Taking those steps, though, shows remarkable maturity and a willingness to accept delayed gratification. But it is part of a larger trend following the Great Recession, where Americans in general are paying down debt and increasing savings.
Women tend to be less satisfied with their credit scores and more interested in improving them at a rate of 36 percent, compared with 28 percent of men. A whole bunch of Americans, though, either don’t understand credit, don’t care or worry about what they may find.
Thirty-eight percent of Houstonians don’t know their scores, the survey found, and of those, 29 percent have never tried to improve their scores. Those rates are also in line with national results. People over 40 were much more worried about their credit than younger adults, 43 percent to 29 percent.
“As with many important matters, we don’t deal with financial issues until we have to,” Torabi said. “Our lives are busy, we have many responsibilities, and while money is important, it falls to the bottom of the list until there is a real immediate need.”
Young people’s sense of optimism and invincibility helps explain why they don’t worry about their credit scores. It also explains their low enrollment rates in health insurance.
Failing to pre-plan can lead to disappointment when you decide you need a new car, but it can also shorten your life if you fall ill.
Cancer patients facing bankruptcy are more likely to die than those with good finances. Researchers at the Fred Hutch Cancer Research Center and the University of Washington linked cancer registry files to federal bankruptcy court records and found that financial stress boosted mortality rates.
Researchers used health care records to compare patients with similar chances of survival and found that when all other factors are equal, those in bankruptcy are up to 2.5 times more likely to die. The study — by the National Institutes of Health and peer-reviewed in the Journal of Clinical Oncology — was first to link mortality rates with financial stress.
“Because financial distress appears to have a significant negative impact on health outcomes, we believe that cancer care facilities and oncology practitioners may need to consider the financial health of their patients as a matter of course,” lead researcher Dr. Scott Ramsey said. “Strategies that ensure access to and completion of recommended therapies should be an integral part of cancer care.”

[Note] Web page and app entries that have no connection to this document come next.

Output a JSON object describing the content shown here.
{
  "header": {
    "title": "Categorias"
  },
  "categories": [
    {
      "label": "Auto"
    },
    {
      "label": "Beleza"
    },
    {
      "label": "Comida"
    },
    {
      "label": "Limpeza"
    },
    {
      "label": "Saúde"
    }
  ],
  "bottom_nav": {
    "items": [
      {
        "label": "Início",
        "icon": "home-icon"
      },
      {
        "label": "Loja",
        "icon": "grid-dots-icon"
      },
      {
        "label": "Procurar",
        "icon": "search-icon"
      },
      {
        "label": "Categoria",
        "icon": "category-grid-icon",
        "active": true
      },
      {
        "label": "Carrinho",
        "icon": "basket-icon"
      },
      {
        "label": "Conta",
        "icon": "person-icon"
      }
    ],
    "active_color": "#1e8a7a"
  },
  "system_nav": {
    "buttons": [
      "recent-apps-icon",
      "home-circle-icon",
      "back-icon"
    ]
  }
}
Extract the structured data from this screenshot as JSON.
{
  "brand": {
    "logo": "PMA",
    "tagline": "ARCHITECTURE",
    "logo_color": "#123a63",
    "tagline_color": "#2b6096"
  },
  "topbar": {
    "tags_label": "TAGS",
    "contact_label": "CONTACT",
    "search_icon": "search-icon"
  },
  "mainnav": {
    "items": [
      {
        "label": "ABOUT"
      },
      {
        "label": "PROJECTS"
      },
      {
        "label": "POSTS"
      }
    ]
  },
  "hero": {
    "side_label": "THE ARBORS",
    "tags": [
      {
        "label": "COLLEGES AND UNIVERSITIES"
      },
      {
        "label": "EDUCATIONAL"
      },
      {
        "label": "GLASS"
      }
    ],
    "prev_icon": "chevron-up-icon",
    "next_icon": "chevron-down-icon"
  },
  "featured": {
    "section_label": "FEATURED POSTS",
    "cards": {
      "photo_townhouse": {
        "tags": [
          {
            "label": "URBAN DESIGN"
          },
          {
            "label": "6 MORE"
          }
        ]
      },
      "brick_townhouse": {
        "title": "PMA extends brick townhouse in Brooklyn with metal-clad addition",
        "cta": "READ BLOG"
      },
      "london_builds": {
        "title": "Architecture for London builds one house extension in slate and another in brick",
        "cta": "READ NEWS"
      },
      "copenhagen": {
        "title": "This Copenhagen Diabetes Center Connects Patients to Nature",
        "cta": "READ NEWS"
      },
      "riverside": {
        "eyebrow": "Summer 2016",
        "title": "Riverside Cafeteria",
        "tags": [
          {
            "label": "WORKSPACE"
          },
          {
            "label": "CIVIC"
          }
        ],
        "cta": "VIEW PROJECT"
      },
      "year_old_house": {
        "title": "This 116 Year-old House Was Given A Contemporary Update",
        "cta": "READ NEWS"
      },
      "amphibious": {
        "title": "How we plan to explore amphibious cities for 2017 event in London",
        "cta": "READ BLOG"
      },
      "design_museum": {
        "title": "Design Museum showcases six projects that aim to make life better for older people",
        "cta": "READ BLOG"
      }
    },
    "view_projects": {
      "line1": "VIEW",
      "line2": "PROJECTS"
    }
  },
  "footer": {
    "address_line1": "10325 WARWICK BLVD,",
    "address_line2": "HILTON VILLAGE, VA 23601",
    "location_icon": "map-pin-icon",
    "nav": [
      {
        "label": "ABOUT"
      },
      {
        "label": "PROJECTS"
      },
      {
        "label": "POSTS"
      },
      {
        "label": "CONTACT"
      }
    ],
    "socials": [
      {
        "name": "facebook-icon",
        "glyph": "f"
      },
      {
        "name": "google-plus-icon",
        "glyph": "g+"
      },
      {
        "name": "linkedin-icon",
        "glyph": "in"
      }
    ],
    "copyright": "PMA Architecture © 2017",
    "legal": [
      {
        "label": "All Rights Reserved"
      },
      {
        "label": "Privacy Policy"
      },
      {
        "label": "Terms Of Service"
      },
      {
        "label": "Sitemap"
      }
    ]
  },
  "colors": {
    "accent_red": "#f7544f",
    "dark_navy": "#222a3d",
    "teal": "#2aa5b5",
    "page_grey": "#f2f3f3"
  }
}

Medical bills are the leading cause of personal bankruptcy in the U.S., and cancer patients are 2.5 times more likely to file for bankruptcy than those diagnosed with other diseases, according to a study Ramsey led in 2013.
The importance of financial education and planning is abundantly clear. Happiness from achieving personal goals is dependent on our ability to finance those goals. Lacking good health insurance and financial wherewithal could significantly reduce your chances of surviving a health crisis.
Dozens of groups are fighting to change how we teach children about money, and how we ensure everyone has equal access to health care, but improvements will be slow in coming.
Personal responsibility is the only option currently available, and one we must all embrace.